The use of sulfur-hexafluoride (SF6) gas globally has been the subject of a large amount of discussion for many years, both in the U.S., and worldwide. SF6 is recognized as an extremely potent greenhouse gas, primarily because of its atmospheric lifetime of about 3,200 years, with a global warming potential (GWP) of 22,800 years. The reference gas for GWP values is CO2, which is assigned a GWP of 1.0. The EPA considers SF6 as the most potent greenhouse gas that they have investigated.1
SF6 was introduced in the 1950s in electrical equipment, and was quickly adopted for high-voltage outdoor circuit breakers, particularly above 38 kV. It ultimately lead to obsolescence of oil circuit breakers, and also of air-blast circuit breakers. The early gas-filled circuit breakers in the high-voltage arena had relatively high leakage rates, and hence a relatively large amount of SF6 was released into the atmosphere. Exacerbating this situation was the common practice when maintenance of these circuit breakers was needed that involved removal of the gas from the circuit breaker, some users simply released the gas to the atmosphere instead of recovering the gas for recycling and/or reuse.2
About the same time that users and manufacturers became sensitive to the environmental impact of simply releasing the gas, substantial rises in the cost of SF6 gas took place, so users and manufacturers had a real economic interest in conserving the gas and reusing it. Both factors led to a very substantial reduction in the amount of gas released to the environment.3
The data indicates that emissions by manufacturers have remained at a low level through the period of 1990-2013, with emissions by users declining by 80 percent in the same period, with much of the reduction occurring in the 1990-2009 period.

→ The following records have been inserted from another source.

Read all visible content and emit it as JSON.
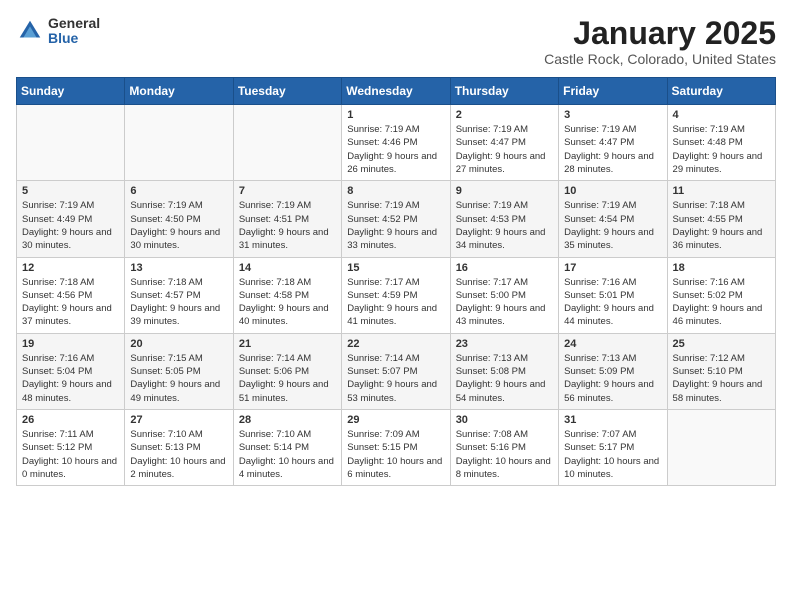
{
  "header": {
    "logo_general": "General",
    "logo_blue": "Blue",
    "title": "January 2025",
    "subtitle": "Castle Rock, Colorado, United States"
  },
  "weekdays": [
    "Sunday",
    "Monday",
    "Tuesday",
    "Wednesday",
    "Thursday",
    "Friday",
    "Saturday"
  ],
  "weeks": [
    [
      {
        "day": "",
        "info": ""
      },
      {
        "day": "",
        "info": ""
      },
      {
        "day": "",
        "info": ""
      },
      {
        "day": "1",
        "info": "Sunrise: 7:19 AM\nSunset: 4:46 PM\nDaylight: 9 hours and 26 minutes."
      },
      {
        "day": "2",
        "info": "Sunrise: 7:19 AM\nSunset: 4:47 PM\nDaylight: 9 hours and 27 minutes."
      },
      {
        "day": "3",
        "info": "Sunrise: 7:19 AM\nSunset: 4:47 PM\nDaylight: 9 hours and 28 minutes."
      },
      {
        "day": "4",
        "info": "Sunrise: 7:19 AM\nSunset: 4:48 PM\nDaylight: 9 hours and 29 minutes."
      }
    ],
    [
      {
        "day": "5",
        "info": "Sunrise: 7:19 AM\nSunset: 4:49 PM\nDaylight: 9 hours and 30 minutes."
      },
      {
        "day": "6",
        "info": "Sunrise: 7:19 AM\nSunset: 4:50 PM\nDaylight: 9 hours and 30 minutes."
      },
      {
        "day": "7",
        "info": "Sunrise: 7:19 AM\nSunset: 4:51 PM\nDaylight: 9 hours and 31 minutes."
      },
      {
        "day": "8",
        "info": "Sunrise: 7:19 AM\nSunset: 4:52 PM\nDaylight: 9 hours and 33 minutes."
      },
      {
        "day": "9",
        "info": "Sunrise: 7:19 AM\nSunset: 4:53 PM\nDaylight: 9 hours and 34 minutes."
      },
      {
        "day": "10",
        "info": "Sunrise: 7:19 AM\nSunset: 4:54 PM\nDaylight: 9 hours and 35 minutes."
      },
      {
        "day": "11",
        "info": "Sunrise: 7:18 AM\nSunset: 4:55 PM\nDaylight: 9 hours and 36 minutes."
      }
    ],
    [
      {
        "day": "12",
        "info": "Sunrise: 7:18 AM\nSunset: 4:56 PM\nDaylight: 9 hours and 37 minutes."
      },
      {
        "day": "13",
        "info": "Sunrise: 7:18 AM\nSunset: 4:57 PM\nDaylight: 9 hours and 39 minutes."
      },
      {
        "day": "14",
        "info": "Sunrise: 7:18 AM\nSunset: 4:58 PM\nDaylight: 9 hours and 40 minutes."
      },
      {
        "day": "15",
        "info": "Sunrise: 7:17 AM\nSunset: 4:59 PM\nDaylight: 9 hours and 41 minutes."
      },
      {
        "day": "16",
        "info": "Sunrise: 7:17 AM\nSunset: 5:00 PM\nDaylight: 9 hours and 43 minutes."
      },
      {
        "day": "17",
        "info": "Sunrise: 7:16 AM\nSunset: 5:01 PM\nDaylight: 9 hours and 44 minutes."
      },
      {
        "day": "18",
        "info": "Sunrise: 7:16 AM\nSunset: 5:02 PM\nDaylight: 9 hours and 46 minutes."
      }
    ],
    [
      {
        "day": "19",
        "info": "Sunrise: 7:16 AM\nSunset: 5:04 PM\nDaylight: 9 hours and 48 minutes."
      },
      {
        "day": "20",
        "info": "Sunrise: 7:15 AM\nSunset: 5:05 PM\nDaylight: 9 hours and 49 minutes."
      },
      {
        "day": "21",
        "info": "Sunrise: 7:14 AM\nSunset: 5:06 PM\nDaylight: 9 hours and 51 minutes."
      },
      {
        "day": "22",
        "info": "Sunrise: 7:14 AM\nSunset: 5:07 PM\nDaylight: 9 hours and 53 minutes."
      },
      {
        "day": "23",
        "info": "Sunrise: 7:13 AM\nSunset: 5:08 PM\nDaylight: 9 hours and 54 minutes."
      },
      {
        "day": "24",
        "info": "Sunrise: 7:13 AM\nSunset: 5:09 PM\nDaylight: 9 hours and 56 minutes."
      },
      {
        "day": "25",
        "info": "Sunrise: 7:12 AM\nSunset: 5:10 PM\nDaylight: 9 hours and 58 minutes."
      }
    ],
    [
      {
        "day": "26",
        "info": "Sunrise: 7:11 AM\nSunset: 5:12 PM\nDaylight: 10 hours and 0 minutes."
      },
      {
        "day": "27",
        "info": "Sunrise: 7:10 AM\nSunset: 5:13 PM\nDaylight: 10 hours and 2 minutes."
      },
      {
        "day": "28",
        "info": "Sunrise: 7:10 AM\nSunset: 5:14 PM\nDaylight: 10 hours and 4 minutes."
      },
      {
        "day": "29",
        "info": "Sunrise: 7:09 AM\nSunset: 5:15 PM\nDaylight: 10 hours and 6 minutes."
      },
      {
        "day": "30",
        "info": "Sunrise: 7:08 AM\nSunset: 5:16 PM\nDaylight: 10 hours and 8 minutes."
      },
      {
        "day": "31",
        "info": "Sunrise: 7:07 AM\nSunset: 5:17 PM\nDaylight: 10 hours and 10 minutes."
      },
      {
        "day": "",
        "info": ""
      }
    ]
  ]
}
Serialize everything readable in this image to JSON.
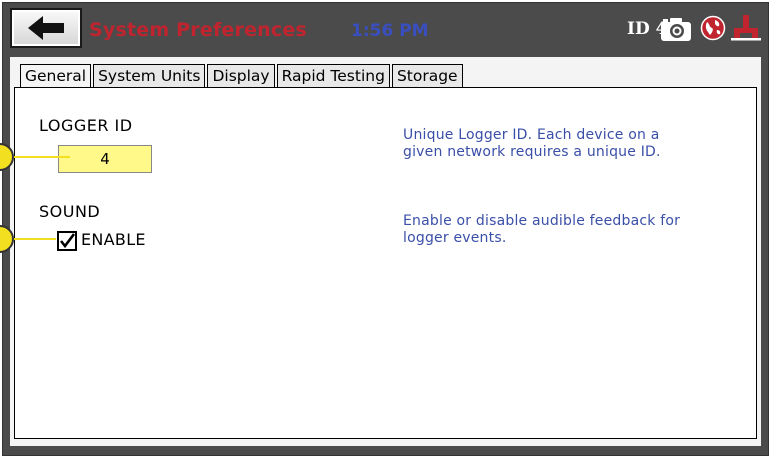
{
  "header": {
    "title": "System Preferences",
    "time": "1:56 PM",
    "id_label": "ID 4",
    "icons": [
      "back-arrow-icon",
      "camera-icon",
      "globe-icon",
      "sensor-icon"
    ]
  },
  "tabs": [
    {
      "label": "General",
      "active": true
    },
    {
      "label": "System Units",
      "active": false
    },
    {
      "label": "Display",
      "active": false
    },
    {
      "label": "Rapid Testing",
      "active": false
    },
    {
      "label": "Storage",
      "active": false
    }
  ],
  "general": {
    "logger_id_label": "LOGGER ID",
    "logger_id_value": "4",
    "logger_id_desc": [
      "Unique Logger ID.  Each device on a",
      "given network requires a unique ID."
    ],
    "sound_label": "SOUND",
    "sound_enabled": true,
    "enable_label": "ENABLE",
    "sound_desc": [
      "Enable or disable audible feedback for",
      "logger events."
    ]
  },
  "colors": {
    "title": "#c0242f",
    "time": "#3a4fbf",
    "description": "#3a4fa8",
    "field_bg": "#fff98a",
    "callout": "#f2df1f"
  }
}
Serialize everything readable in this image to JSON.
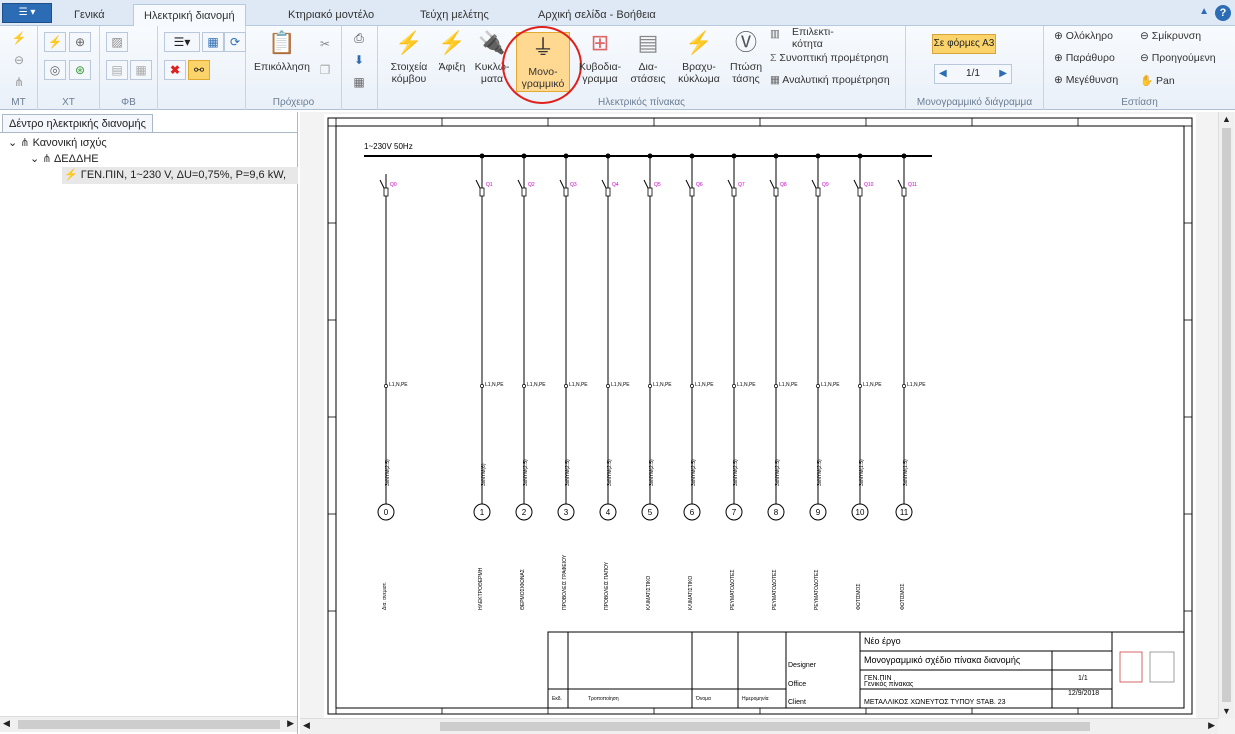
{
  "ribbon_tabs": [
    "Γενικά",
    "Ηλεκτρική διανομή",
    "Κτηριακό μοντέλο",
    "Τεύχη μελέτης",
    "Αρχική σελίδα - Βοήθεια"
  ],
  "small_groups": {
    "mt": "ΜΤ",
    "xt": "ΧΤ",
    "fb": "ΦΒ"
  },
  "clipboard": {
    "paste": "Επικόλληση",
    "label": "Πρόχειρο"
  },
  "elec_panel": {
    "label": "Ηλεκτρικός πίνακας",
    "node_elements": "Στοιχεία κόμβου",
    "arrival": "Άφιξη",
    "circuits": "Κυκλώ-ματα",
    "single_line": "Μονο-γραμμικό",
    "cable_trays": "Κυβοδια-γραμμα",
    "dimensions": "Δια-στάσεις",
    "short_circuit": "Βραχυ-κύκλωμα",
    "voltage_drop": "Πτώση τάσης",
    "selectivity": "Επιλεκτι-κότητα",
    "summary_measure": "Συνοπτική προμέτρηση",
    "analytic_measure": "Αναλυτική προμέτρηση"
  },
  "diagram_group": {
    "label": "Μονογραμμικό διάγραμμα",
    "format_button": "Σε φόρμες Α3",
    "page": "1/1"
  },
  "focus": {
    "label": "Εστίαση",
    "whole": "Ολόκληρο",
    "window": "Παράθυρο",
    "zoom_in": "Μεγέθυνση",
    "zoom_out": "Σμίκρυνση",
    "previous": "Προηγούμενη",
    "pan": "Pan"
  },
  "tree": {
    "title": "Δέντρο ηλεκτρικής διανομής",
    "root": "Κανονική ισχύς",
    "child": "ΔΕΔΔΗΕ",
    "panel": "ΓΕΝ.ΠΙΝ, 1~230 V, ΔU=0,75%, P=9,6 kW,"
  },
  "drawing": {
    "supply": "1~230V 50Hz",
    "bus_label": "L1,N,PE",
    "feeders": [
      "0",
      "1",
      "2",
      "3",
      "4",
      "5",
      "6",
      "7",
      "8",
      "9",
      "10",
      "11"
    ],
    "loads": [
      "Δια. ανεμιστ.",
      "ΗΛΕΚΤΡΟΘΕΡΜΗ",
      "ΘΕΡΜΟΣΙΦΩΝΑΣ",
      "ΠΡΟΒΟΛΕΙΣ ΓΡΑΦΕΙΟΥ",
      "ΠΡΟΒΟΛΕΙΣ ΠΑΠΟΥ",
      "ΚΛΙΜΑΤΙΣΤΙΚΟ",
      "ΚΛΙΜΑΤΙΣΤΙΚΟ",
      "ΡΕΥΜΑΤΟΔΟΤΕΣ",
      "ΡΕΥΜΑΤΟΔΟΤΕΣ",
      "ΡΕΥΜΑΤΟΔΟΤΕΣ",
      "ΦΩΤΙΣΜΟΣ",
      "ΦΩΤΙΣΜΟΣ"
    ],
    "cables": [
      "3xNYM(2.5)",
      "3xNYM(6)",
      "3xNYM(2.5)",
      "3xNYM(2.5)",
      "3xNYM(2.5)",
      "3xNYM(2.5)",
      "3xNYM(2.5)",
      "3xNYM(2.5)",
      "3xNYM(2.5)",
      "3xNYM(2.5)",
      "3xNYM(1.5)",
      "3xNYM(1.5)"
    ],
    "title_block": {
      "project": "Νέο έργο",
      "drawing_title": "Μονογραμμικό σχέδιο πίνακα διανομής",
      "designer": "Designer",
      "panel": "ΓΕΝ.ΠΙΝ",
      "office": "Office",
      "location": "Γενικός πίνακας",
      "client": "Client",
      "address": "ΜΕΤΑΛΛΙΚΟΣ ΧΩΝΕΥΤΟΣ ΤΥΠΟΥ STAB. 23",
      "sheet_no": "1/1",
      "date": "12/9/2018",
      "rev_cols": [
        "Εκδ.",
        "Τροποποίηση",
        "Όνομα",
        "Ημερομηνία"
      ]
    }
  }
}
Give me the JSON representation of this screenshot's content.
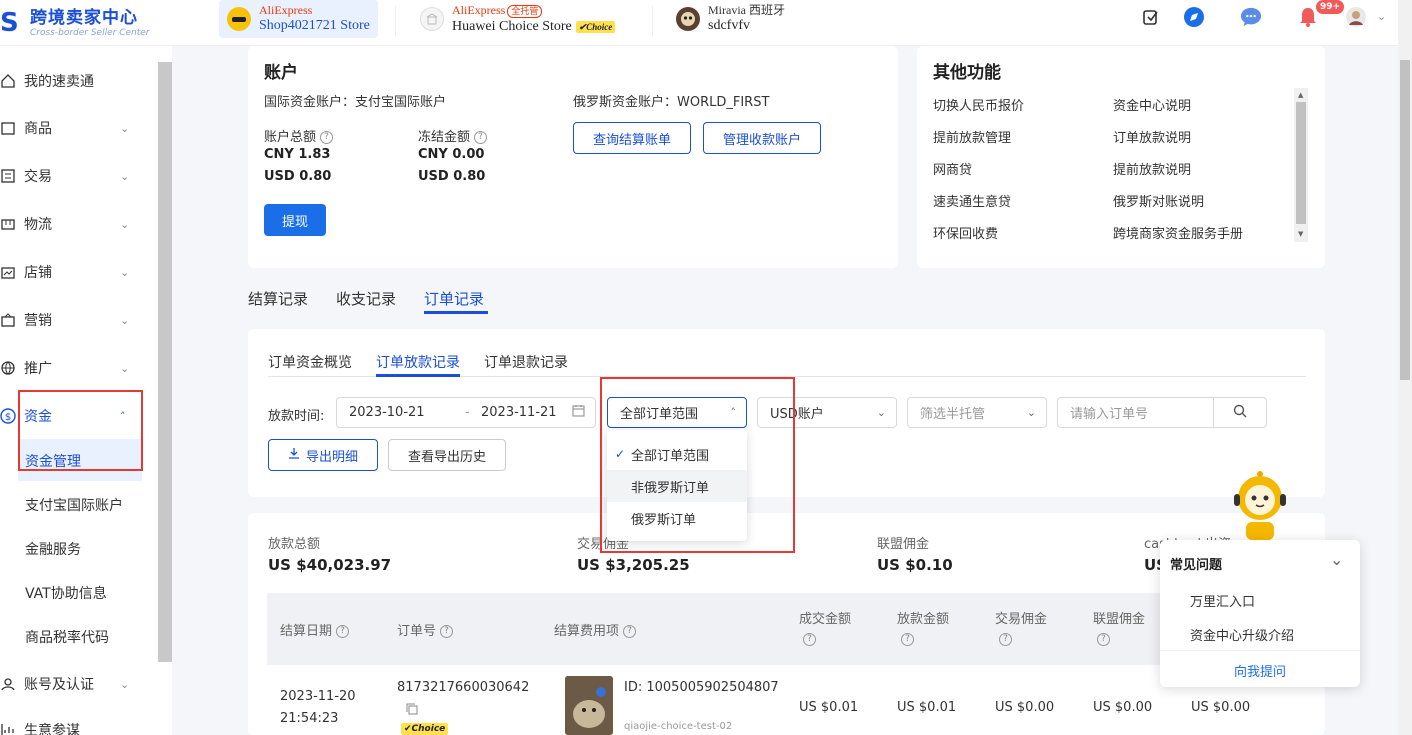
{
  "header": {
    "brand_title": "跨境卖家中心",
    "brand_sub": "Cross-border Seller Center",
    "stores": [
      {
        "platform": "AliExpress",
        "tag": "",
        "shop": "Shop4021721 Store"
      },
      {
        "platform": "AliExpress",
        "tag": "全托管",
        "shop": "Huawei Choice Store",
        "badge": "Choice"
      },
      {
        "platform": "Miravia 西班牙",
        "tag": "",
        "shop": "sdcfvfv"
      }
    ],
    "notification_count": "99+"
  },
  "sidebar": {
    "items": [
      {
        "label": "我的速卖通",
        "icon": "home-icon"
      },
      {
        "label": "商品",
        "icon": "product-icon"
      },
      {
        "label": "交易",
        "icon": "trade-icon"
      },
      {
        "label": "物流",
        "icon": "logistics-icon"
      },
      {
        "label": "店铺",
        "icon": "store-icon"
      },
      {
        "label": "营销",
        "icon": "marketing-icon"
      },
      {
        "label": "推广",
        "icon": "globe-icon"
      },
      {
        "label": "资金",
        "icon": "money-icon"
      }
    ],
    "sub_items": [
      "资金管理",
      "支付宝国际账户",
      "金融服务",
      "VAT协助信息",
      "商品税率代码"
    ],
    "bottom_items": [
      "账号及认证",
      "生意参谋"
    ]
  },
  "account": {
    "title": "账户",
    "intl_account": "国际资金账户：支付宝国际账户",
    "ru_account": "俄罗斯资金账户：WORLD_FIRST",
    "total_label": "账户总额",
    "frozen_label": "冻结金额",
    "total_cny": "CNY 1.83",
    "total_usd": "USD 0.80",
    "frozen_cny": "CNY 0.00",
    "frozen_usd": "USD 0.80",
    "btn_query": "查询结算账单",
    "btn_manage": "管理收款账户",
    "btn_withdraw": "提现"
  },
  "other": {
    "title": "其他功能",
    "left": [
      "切换人民币报价",
      "提前放款管理",
      "网商贷",
      "速卖通生意贷",
      "环保回收费"
    ],
    "right": [
      "资金中心说明",
      "订单放款说明",
      "提前放款说明",
      "俄罗斯对账说明",
      "跨境商家资金服务手册"
    ]
  },
  "tabs": [
    "结算记录",
    "收支记录",
    "订单记录"
  ],
  "subtabs": [
    "订单资金概览",
    "订单放款记录",
    "订单退款记录"
  ],
  "filters": {
    "date_label": "放款时间:",
    "date_start": "2023-10-21",
    "date_sep": "-",
    "date_end": "2023-11-21",
    "scope": "全部订单范围",
    "account": "USD账户",
    "semi": "筛选半托管",
    "order_placeholder": "请输入订单号",
    "btn_export": "导出明细",
    "btn_history": "查看导出历史"
  },
  "dropdown": {
    "options": [
      "全部订单范围",
      "非俄罗斯订单",
      "俄罗斯订单"
    ]
  },
  "stats": [
    {
      "label": "放款总额",
      "value": "US $40,023.97"
    },
    {
      "label": "交易佣金",
      "value": "US $3,205.25"
    },
    {
      "label": "联盟佣金",
      "value": "US $0.10"
    },
    {
      "label": "cashback出资",
      "value": "US"
    }
  ],
  "table": {
    "headers": [
      "结算日期",
      "订单号",
      "结算费用项",
      "成交金额",
      "放款金额",
      "交易佣金",
      "联盟佣金"
    ],
    "row": {
      "date": "2023-11-20",
      "time": "21:54:23",
      "order": "8173217660030642",
      "badge": "Choice",
      "product_id": "ID: 1005005902504807",
      "product_name": "qiaojie-choice-test-02",
      "amount": "US $0.01",
      "release": "US $0.01",
      "commission": "US $0.00",
      "alliance": "US $0.00",
      "extra": "US $0.00"
    }
  },
  "faq": {
    "title": "常见问题",
    "items": [
      "万里汇入口",
      "资金中心升级介绍"
    ],
    "ask": "向我提问"
  }
}
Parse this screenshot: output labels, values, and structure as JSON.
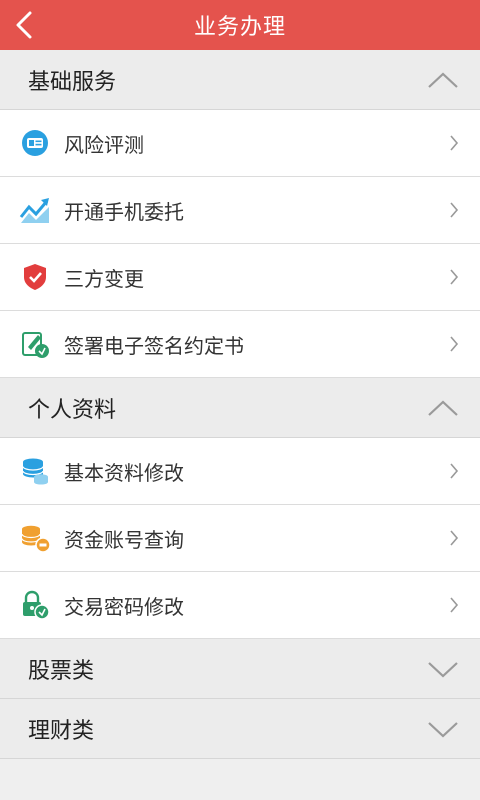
{
  "header": {
    "title": "业务办理"
  },
  "sections": [
    {
      "label": "基础服务",
      "expanded": true,
      "items": [
        {
          "label": "风险评测",
          "icon": "risk-test-icon"
        },
        {
          "label": "开通手机委托",
          "icon": "trend-chart-icon"
        },
        {
          "label": "三方变更",
          "icon": "shield-check-icon"
        },
        {
          "label": "签署电子签名约定书",
          "icon": "e-sign-icon"
        }
      ]
    },
    {
      "label": "个人资料",
      "expanded": true,
      "items": [
        {
          "label": "基本资料修改",
          "icon": "database-icon"
        },
        {
          "label": "资金账号查询",
          "icon": "coins-search-icon"
        },
        {
          "label": "交易密码修改",
          "icon": "lock-edit-icon"
        }
      ]
    },
    {
      "label": "股票类",
      "expanded": false,
      "items": []
    },
    {
      "label": "理财类",
      "expanded": false,
      "items": []
    }
  ],
  "colors": {
    "header_bg": "#e4534d",
    "icon_blue": "#2aa0e0",
    "icon_red": "#e23d3d",
    "icon_green": "#2e9e6b",
    "icon_orange": "#f0a030"
  }
}
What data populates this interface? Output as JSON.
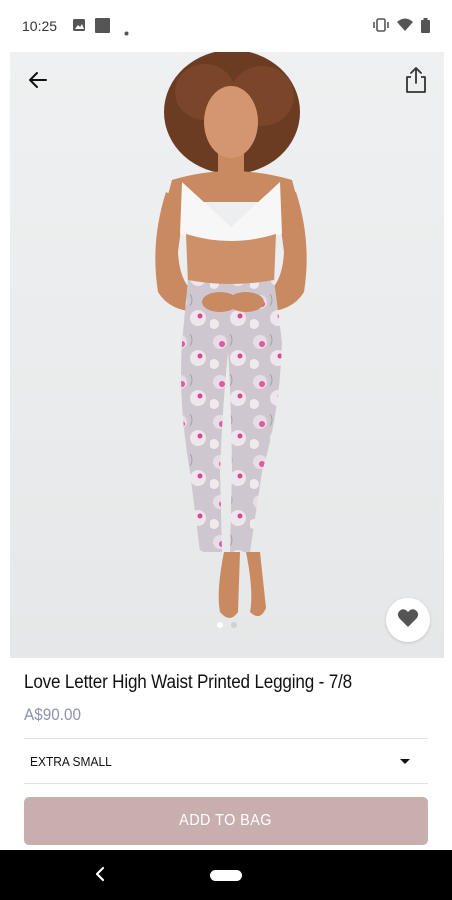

Over time, information on the nature of SF6 as a greenhouse gas became available, and designs for the circuit breakers were improved. Today, many designs for products that use SF6 gas (for insulation only-not for interruption) have leakage rates of the order of 0.1 percent per gas compartment per year, far lower than leakage rates of historic products. For circuit breakers that use SF6 gas for insulation and interruption, the leakage rate of present designs is under 0.5 percent per year.
For a more extensive discussion of SF6 and its properties, and usage in metal-enclosed, medium-voltage switchgear, refer to TechTopics No. 53.
On April 15, 2015, the U.S. Environmental Protection Agency released a report entitled “Inventory of U.S. Greenhouse Gas Emissions and Sinks: 1990-2013”. This report contains a great deal of information (564 pages), but the information in the report that relates to SF6 gas is quite interesting.4
The data indicates that the largest share of greenhouse gas net emissions in 2013 is from combustion of fossil fuels, accounting for approximately 77 percent of total GWPweighted emissions. Of this value, about 40 percent of the CO2 from fossil fuel combustion came from use of fossil fuels for generation of electricity.5
The report indicates that total net emissions of SF6 in 2013 were 6.9 MMT CO2-equivalent (million metric tons CO2-equivalent), of which net emissions in electrical transmission and distribution were 5.1 MMT CO2-equivalent and the remainder of the emissions were from magnesium production and processing and from semiconductor manufacture.6
Also for 2013, total emissions and sinks (i.e., net emissions) of greenhouse gases were reported as 5,791.2 MMT CO2-equivalent. Therefore, net emissions of SF6 comprised 5.1/5791.2 = 0.088 percent (less than 0.1 percent) of total net emissions in the U.S.7
Total net emissions for 1990 were shown as 5,525.2 MMT CO2-equivalent, and the emissions of electrical transmission and distribution were 25.4 MMT CO2-equivalent.
Thus, the data shows that the emissions from electrical transmission and distribution declined 79.9 percent from 1990 to 2013!
The EPA report supports the opinion that emissions of SF6 gas from modern designs of high-voltage and medium-voltage switchgear and circuit breakers is not a significant factor in global warming and climate change.
Switchgear and circuit breaker manufacturers have been researching alternatives to SF6 gas for many years, but this work has not resulted in a suitable substitute.
At this time, there is no indication that the U.S. EPA will restrict the use of SF6 in electrical equipment. The California Air Resources Board (CARB) has mandated that leakage of SF6 be reduced to one percent in 2020. The Siemens types 8DA and 8DB medium-voltage, gas-insulated switchgear designs, with a leakage rate of less than 0.1 percent per year, are already below the 2020 limits mandated by CARB.
CARB also instituted inventory reporting requirements for owners of SF6 or equipment using SF6, applicable to owners with 17,800 lbs of SF6. 17,800 lbs of SF6 gas is about the amount of gas in 2,700 units of single-bus type 8DA switchgear, or about 1,400 units of double-bus type 8DB switchgear.
There are no known efforts to impose a tax on SF6 usage. The Australian government enacted such a tax in 2013 but rescinded the tax in mid-2014.